## Available data:
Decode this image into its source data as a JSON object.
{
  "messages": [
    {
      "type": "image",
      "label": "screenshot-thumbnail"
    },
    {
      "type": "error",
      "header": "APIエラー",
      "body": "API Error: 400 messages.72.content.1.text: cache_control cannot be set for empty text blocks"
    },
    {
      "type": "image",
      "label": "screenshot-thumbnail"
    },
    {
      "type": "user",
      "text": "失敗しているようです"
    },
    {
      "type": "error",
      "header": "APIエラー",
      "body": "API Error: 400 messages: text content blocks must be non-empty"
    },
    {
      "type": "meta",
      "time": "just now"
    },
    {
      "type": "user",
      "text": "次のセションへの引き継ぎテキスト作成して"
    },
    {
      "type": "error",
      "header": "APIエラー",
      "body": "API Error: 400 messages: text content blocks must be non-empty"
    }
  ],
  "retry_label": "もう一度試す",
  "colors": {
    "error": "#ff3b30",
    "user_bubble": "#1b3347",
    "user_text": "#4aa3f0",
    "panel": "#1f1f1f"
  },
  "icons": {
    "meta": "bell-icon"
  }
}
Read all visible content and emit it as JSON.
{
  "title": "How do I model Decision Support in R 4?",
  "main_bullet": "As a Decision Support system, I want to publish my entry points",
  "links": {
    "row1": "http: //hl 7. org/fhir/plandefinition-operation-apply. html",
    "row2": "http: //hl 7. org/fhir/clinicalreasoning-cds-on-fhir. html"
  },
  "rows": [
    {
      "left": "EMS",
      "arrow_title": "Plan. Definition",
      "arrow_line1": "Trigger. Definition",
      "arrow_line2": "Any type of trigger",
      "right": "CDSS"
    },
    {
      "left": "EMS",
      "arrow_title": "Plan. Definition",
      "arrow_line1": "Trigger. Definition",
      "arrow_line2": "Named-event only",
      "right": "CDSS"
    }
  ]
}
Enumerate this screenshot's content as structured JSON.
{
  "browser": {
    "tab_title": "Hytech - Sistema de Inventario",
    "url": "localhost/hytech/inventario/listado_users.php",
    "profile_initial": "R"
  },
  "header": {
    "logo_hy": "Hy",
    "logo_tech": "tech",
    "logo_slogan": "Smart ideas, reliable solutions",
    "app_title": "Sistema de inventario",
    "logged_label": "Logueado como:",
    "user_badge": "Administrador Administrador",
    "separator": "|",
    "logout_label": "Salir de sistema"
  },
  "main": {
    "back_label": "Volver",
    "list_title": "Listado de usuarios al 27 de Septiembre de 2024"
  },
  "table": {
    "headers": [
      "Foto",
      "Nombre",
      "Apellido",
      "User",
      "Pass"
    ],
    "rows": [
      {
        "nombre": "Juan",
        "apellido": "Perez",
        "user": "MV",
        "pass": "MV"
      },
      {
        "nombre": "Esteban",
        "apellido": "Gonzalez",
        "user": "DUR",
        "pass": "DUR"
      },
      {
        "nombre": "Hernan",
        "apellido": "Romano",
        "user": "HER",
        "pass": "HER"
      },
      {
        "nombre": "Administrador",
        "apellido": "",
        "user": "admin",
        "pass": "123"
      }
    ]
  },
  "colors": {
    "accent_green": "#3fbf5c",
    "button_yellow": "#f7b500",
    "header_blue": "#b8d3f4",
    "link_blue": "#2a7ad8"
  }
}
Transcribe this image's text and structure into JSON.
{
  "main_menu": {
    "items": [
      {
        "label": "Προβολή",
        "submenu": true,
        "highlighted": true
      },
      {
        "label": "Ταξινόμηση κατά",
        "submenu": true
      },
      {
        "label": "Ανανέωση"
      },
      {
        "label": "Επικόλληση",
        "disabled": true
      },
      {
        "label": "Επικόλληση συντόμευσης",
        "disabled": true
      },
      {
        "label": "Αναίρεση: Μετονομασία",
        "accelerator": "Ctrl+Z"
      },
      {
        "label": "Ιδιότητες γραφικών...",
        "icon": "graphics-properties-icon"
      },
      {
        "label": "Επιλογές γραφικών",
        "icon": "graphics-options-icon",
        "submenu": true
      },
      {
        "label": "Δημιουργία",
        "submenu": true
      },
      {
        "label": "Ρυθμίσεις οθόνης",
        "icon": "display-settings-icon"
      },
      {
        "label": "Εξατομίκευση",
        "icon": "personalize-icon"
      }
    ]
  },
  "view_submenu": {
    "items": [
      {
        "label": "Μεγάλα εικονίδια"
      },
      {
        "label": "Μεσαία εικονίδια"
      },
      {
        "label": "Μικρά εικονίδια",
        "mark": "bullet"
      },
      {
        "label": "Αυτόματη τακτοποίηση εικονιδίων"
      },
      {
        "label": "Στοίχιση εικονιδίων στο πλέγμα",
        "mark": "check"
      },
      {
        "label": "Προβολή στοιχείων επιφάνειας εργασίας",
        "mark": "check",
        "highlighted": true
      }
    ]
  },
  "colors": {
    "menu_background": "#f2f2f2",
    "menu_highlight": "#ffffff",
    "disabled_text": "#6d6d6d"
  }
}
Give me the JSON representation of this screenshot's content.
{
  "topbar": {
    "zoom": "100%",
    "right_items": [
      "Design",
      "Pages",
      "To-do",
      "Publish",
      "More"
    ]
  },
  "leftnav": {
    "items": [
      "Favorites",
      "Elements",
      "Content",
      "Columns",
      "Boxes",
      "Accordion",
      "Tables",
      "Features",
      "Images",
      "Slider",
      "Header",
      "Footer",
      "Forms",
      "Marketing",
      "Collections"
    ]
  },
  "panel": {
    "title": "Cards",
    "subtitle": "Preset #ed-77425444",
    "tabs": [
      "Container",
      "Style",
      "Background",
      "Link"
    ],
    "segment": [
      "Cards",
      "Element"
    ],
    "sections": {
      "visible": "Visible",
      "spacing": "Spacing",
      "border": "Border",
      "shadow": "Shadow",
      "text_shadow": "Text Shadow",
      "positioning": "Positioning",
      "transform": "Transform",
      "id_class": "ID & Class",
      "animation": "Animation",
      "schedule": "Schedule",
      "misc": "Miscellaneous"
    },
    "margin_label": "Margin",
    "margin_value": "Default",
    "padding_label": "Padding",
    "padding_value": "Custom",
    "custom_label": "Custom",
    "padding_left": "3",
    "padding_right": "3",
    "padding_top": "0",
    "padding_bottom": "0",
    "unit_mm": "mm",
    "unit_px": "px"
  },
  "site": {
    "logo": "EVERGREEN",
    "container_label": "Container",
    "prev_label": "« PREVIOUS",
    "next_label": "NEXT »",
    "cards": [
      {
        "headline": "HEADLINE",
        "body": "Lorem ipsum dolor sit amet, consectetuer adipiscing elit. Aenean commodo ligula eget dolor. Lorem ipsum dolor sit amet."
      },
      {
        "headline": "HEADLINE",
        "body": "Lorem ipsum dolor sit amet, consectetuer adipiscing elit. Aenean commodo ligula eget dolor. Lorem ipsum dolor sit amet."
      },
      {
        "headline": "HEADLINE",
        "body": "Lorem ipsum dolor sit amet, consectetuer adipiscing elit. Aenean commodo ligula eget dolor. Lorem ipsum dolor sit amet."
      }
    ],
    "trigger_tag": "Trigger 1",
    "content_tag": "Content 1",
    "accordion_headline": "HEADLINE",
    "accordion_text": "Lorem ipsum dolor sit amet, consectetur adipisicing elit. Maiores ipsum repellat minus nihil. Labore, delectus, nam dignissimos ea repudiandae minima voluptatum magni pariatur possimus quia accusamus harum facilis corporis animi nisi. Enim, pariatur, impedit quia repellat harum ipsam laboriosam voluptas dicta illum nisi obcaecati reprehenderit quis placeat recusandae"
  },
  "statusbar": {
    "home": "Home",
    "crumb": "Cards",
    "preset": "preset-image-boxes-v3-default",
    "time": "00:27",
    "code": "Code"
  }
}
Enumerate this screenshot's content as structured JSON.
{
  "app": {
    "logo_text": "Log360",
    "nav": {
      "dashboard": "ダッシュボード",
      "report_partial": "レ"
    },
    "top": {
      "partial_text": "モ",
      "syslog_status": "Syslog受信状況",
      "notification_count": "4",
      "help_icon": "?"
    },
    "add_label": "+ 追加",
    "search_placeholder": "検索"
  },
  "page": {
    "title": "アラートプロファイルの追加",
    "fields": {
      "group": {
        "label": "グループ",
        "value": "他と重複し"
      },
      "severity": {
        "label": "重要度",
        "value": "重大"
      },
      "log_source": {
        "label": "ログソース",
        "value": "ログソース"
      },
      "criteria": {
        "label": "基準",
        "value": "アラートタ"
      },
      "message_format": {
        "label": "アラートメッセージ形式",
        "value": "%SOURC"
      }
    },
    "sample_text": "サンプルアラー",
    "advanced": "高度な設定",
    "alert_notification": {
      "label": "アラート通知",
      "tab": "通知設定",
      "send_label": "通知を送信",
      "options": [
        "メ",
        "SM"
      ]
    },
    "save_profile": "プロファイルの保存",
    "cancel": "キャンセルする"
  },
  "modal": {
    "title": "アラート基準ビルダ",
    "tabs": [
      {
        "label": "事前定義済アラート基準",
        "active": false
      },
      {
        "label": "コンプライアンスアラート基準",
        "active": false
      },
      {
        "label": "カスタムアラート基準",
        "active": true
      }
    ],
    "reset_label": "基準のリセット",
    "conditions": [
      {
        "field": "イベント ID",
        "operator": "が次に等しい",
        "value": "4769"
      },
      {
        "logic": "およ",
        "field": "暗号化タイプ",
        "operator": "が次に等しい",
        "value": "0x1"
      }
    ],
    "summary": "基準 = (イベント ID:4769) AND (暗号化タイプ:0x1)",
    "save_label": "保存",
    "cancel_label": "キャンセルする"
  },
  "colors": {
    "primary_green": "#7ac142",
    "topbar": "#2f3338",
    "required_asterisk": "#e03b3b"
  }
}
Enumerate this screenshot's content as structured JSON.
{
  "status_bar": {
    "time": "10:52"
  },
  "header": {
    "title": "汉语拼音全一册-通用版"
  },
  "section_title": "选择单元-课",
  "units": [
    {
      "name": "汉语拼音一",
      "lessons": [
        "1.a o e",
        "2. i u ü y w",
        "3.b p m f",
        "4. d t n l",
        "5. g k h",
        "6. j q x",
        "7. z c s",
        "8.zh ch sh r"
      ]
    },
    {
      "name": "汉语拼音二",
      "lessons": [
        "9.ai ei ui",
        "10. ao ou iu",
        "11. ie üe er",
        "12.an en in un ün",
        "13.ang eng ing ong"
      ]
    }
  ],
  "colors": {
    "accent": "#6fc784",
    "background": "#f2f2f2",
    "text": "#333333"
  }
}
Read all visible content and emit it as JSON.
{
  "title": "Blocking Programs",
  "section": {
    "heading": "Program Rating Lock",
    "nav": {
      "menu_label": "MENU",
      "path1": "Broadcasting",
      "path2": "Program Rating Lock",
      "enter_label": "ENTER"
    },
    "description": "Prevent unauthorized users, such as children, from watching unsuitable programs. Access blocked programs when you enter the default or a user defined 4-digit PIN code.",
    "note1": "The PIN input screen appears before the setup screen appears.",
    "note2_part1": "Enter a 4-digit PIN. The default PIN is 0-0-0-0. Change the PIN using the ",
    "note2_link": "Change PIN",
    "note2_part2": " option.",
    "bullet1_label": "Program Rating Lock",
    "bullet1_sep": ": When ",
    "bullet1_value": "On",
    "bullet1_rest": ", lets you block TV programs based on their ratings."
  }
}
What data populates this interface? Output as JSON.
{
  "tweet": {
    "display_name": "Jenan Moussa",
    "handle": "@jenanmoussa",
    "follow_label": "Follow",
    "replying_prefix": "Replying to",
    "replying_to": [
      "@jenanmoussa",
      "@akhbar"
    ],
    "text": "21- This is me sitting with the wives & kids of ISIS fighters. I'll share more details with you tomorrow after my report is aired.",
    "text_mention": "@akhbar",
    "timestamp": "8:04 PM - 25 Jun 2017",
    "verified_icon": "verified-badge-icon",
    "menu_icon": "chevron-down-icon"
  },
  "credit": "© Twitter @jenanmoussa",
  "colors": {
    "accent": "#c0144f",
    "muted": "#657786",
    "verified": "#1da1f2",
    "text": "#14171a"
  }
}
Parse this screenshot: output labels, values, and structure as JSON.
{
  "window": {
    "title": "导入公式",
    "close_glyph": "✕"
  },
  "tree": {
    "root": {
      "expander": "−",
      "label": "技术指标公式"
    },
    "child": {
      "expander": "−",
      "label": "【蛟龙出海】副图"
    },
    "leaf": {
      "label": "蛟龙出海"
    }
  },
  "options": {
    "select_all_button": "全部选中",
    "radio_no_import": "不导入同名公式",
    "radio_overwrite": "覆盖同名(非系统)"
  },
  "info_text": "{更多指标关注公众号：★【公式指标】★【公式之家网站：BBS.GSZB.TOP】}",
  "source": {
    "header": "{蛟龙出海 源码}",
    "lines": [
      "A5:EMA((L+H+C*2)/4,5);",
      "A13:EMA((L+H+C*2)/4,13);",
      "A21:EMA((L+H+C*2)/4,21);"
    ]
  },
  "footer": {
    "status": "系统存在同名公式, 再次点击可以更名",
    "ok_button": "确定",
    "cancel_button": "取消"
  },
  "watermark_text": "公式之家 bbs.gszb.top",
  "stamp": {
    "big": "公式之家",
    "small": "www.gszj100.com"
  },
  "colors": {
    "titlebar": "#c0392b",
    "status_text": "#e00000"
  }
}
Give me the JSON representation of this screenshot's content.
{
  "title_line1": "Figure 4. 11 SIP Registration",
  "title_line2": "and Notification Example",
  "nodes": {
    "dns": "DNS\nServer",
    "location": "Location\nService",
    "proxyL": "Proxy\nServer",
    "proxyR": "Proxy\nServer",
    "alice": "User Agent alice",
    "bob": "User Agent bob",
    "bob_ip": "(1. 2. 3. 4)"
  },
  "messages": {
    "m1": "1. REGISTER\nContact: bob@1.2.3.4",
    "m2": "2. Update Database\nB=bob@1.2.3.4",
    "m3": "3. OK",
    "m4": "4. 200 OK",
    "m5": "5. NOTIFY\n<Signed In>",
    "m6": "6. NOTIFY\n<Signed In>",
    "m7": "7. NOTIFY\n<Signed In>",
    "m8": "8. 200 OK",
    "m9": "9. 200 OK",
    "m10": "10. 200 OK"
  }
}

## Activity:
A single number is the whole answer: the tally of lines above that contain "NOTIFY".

## Solution for this task:
3